HAI hopes to spark a creative revolution by amateur and professional animators in a field of graphic design that evolved from still-cartoons and filmed-motion pictures so quickly most of the genre’s possibilities were left unexplored. Divergent creativity flowers when limits on length (and size/complexity) are combined with themes that encourage participation, provided the tools available make actual production and sharing quick and easy. It happened with short-form Japanese poetry as a mass participatory art several centuries ago and could happen with animation if we had the software and hardware needed to let laymen easily animate from scratch and control frame speed for better viewing. They are not because makers have focused on the pre-existent commercial CAD market and 3-D animation movies and games rather than developing tools for a market they cannot imagine. I believe that we can create and collect a body of work clearly demonstrating the overlooked potential of hypershort (as a rule, 100-frame or less*) animation that may convince makers to cooperate. Such must include interesting work by and surveys of groups of students who are not all art-majors, as showing off our best work alone will only prove we are an exceptionally creative group rather than proving the popular feasibility of the genre itself. Anyone interested in doing and/or helping to develop hypershort animation is welcome to join whether or not you have animation experience to date, can draw well or think creatively. Please bear in mind the fact that even otherwise be boring or even ugly figures can prove very entertaining when animated. Even someone who draws poorly can be a star. Or, you can start with pre-existent figures in famous paintings or cartoons by Edward Lear or Thomas Hood and make them do something. If that is not easy enough, the work of animation may be split up. The larger theme, idea for the plot, frame-by-frame plotting and actual drawing might each be done by a different person. Team production in schools could even allow us to survey how far these talents overlap.

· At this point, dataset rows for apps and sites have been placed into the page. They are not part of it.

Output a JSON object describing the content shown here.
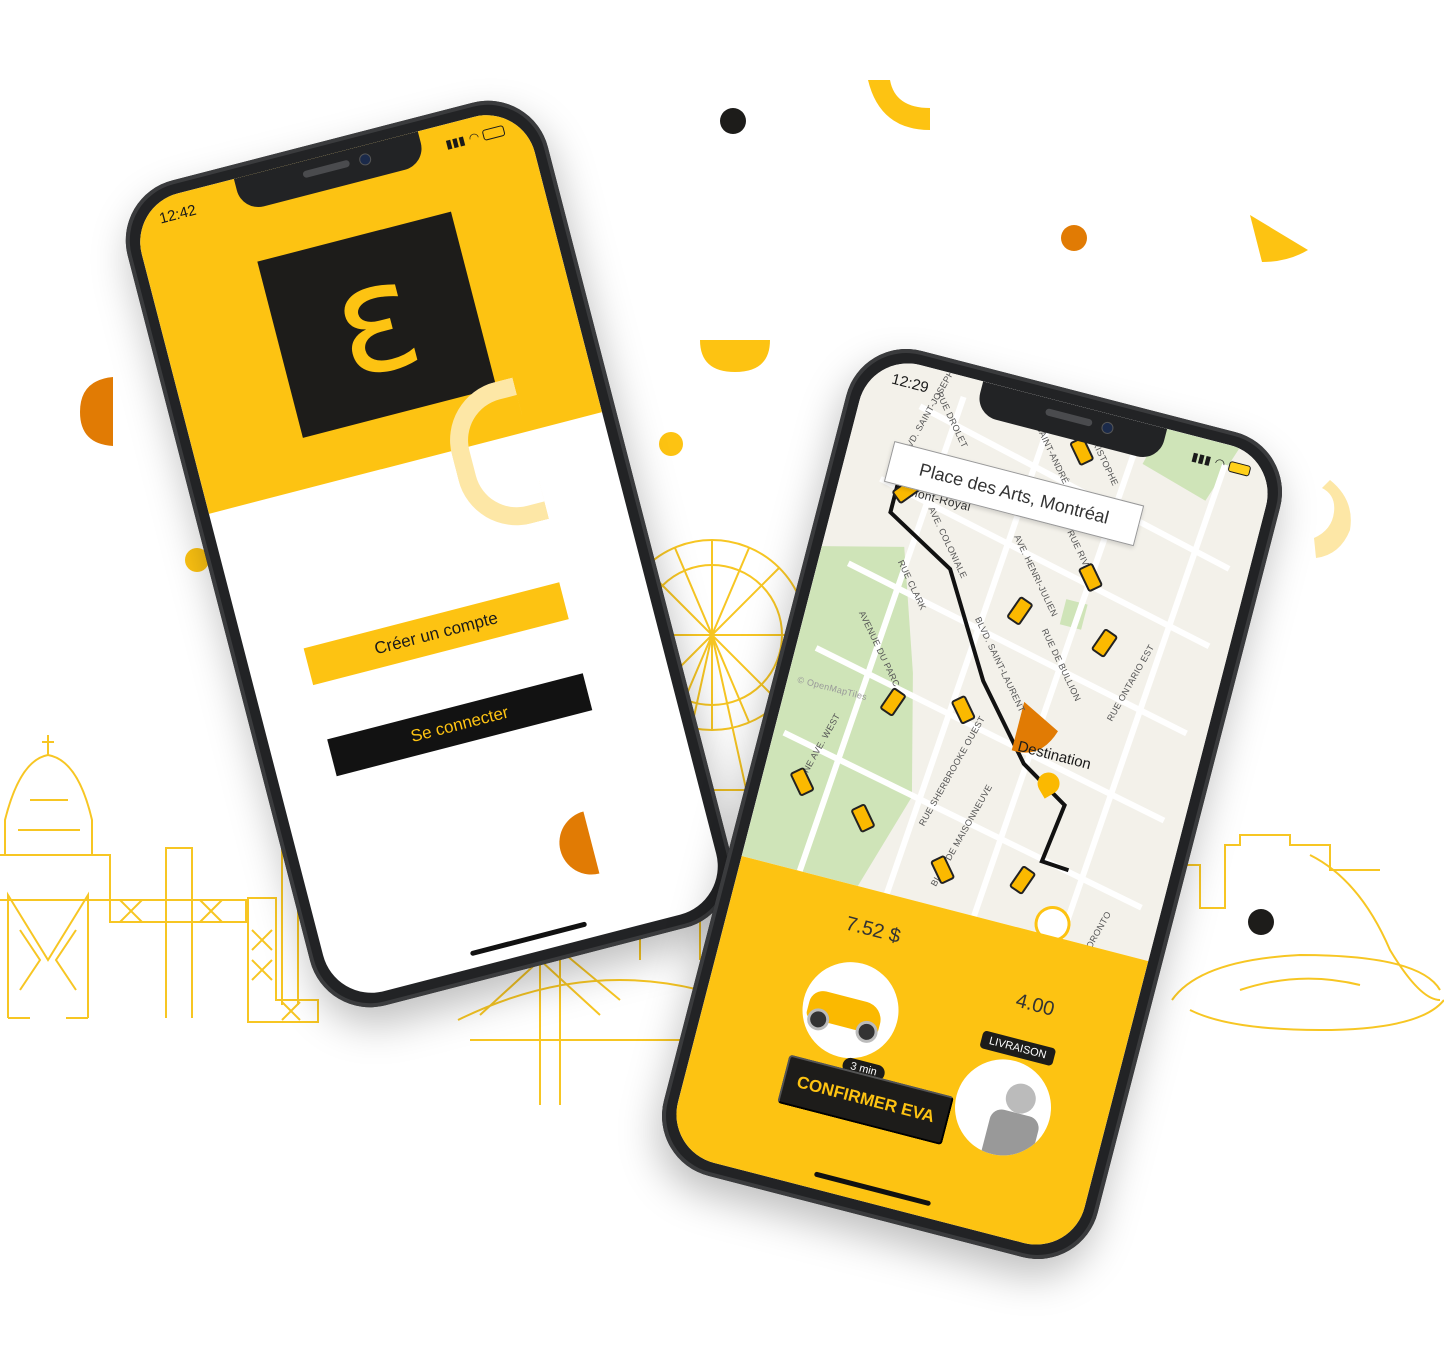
{
  "theme": {
    "yellow": "#fdc312",
    "dark": "#1d1c1a",
    "orange": "#e17b04",
    "map_bg": "#f3f1ea",
    "park": "#cfe4b8"
  },
  "login_phone": {
    "status_time": "12:42",
    "logo_glyph": "ε",
    "create_account_label": "Créer un compte",
    "login_label": "Se connecter"
  },
  "ride_phone": {
    "status_time": "12:29",
    "search_value": "Place des Arts, Montréal",
    "destination_label": "Destination",
    "map_attribution": "© OpenMapTiles",
    "streets": [
      "BLVD. SAINT-JOSEPH",
      "RUE DROLET",
      "RUE SAINT-ANDRÉ",
      "RUE CHRISTOPHE",
      "Mont-Royal",
      "AVE. COLONIALE",
      "AVE. HENRI-JULIEN",
      "RUE RIVARD",
      "RUE CLARK",
      "BLVD. SAINT-LAURENT",
      "RUE DE BULLION",
      "RUE ONTARIO EST",
      "AVENUE DU PARC",
      "PINE AVE. WEST",
      "RUE SHERBROOKE OUEST",
      "BLVD. DE MAISONNEUVE",
      "TORONTO"
    ],
    "price_primary": "7.52 $",
    "price_secondary": "4.00",
    "eta_label": "3 min",
    "delivery_label": "LIVRAISON",
    "confirm_label": "CONFIRMER EVA"
  }
}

*Longer work is possible where many people work in serial, each contributing a given number of frames taking up where the other left-off.
Managing Co-organizer Wanted!
Background: When I moved to Brooklyn in Fall of 2011 and thought I might stay, this was "Flipped-out in Brooklyn." Now, I find I must return to South Florida and concentrate on other work that cannot wait (a huge book, in Japanese, of an obscure but important genre of poetry that I hope will pick up the spirits of Japanese) for at least a year. As most members of the group were not in Brooklyn, on May 31, 2012, I renamed us Flipped-out in NYC and increased my debt to pay the requisite dues for another 6 months which should be time enough to find a co-organizer or managing director (?). Ideally, that person would have: 1) imagination enough to see the unlimited possibilites of hypershort animation; 2) access to, or at least knowledge about, software and hardware as members who lack the means to create need help -- perhaps a teacher or outgoing student at a top arts school or an independent artist, affluent and knowledgeable enough to make this possible; 3) the time to be fully engaged with others. To members of the original group, I apologize for not following through -- I knew I lacked 2) but after finding I had less funds but more research to do in the limited time I had in NYC, learned too late that 3) made it impossible to continue. I will continue as founding-member as the concept of Flipping-out has been mine since the 1990's and I want to be part of what happens, but plan to stay pretty-much hands-off.
I decided to start Reno Motorcycle Riders Group because I wanted to be part of a group of people who enjoyed my passion... I was excited and nervous. Our group has grown by leaps and bounds. I never thought it would be this big.
— Henry, started Reno Motorcycle Riders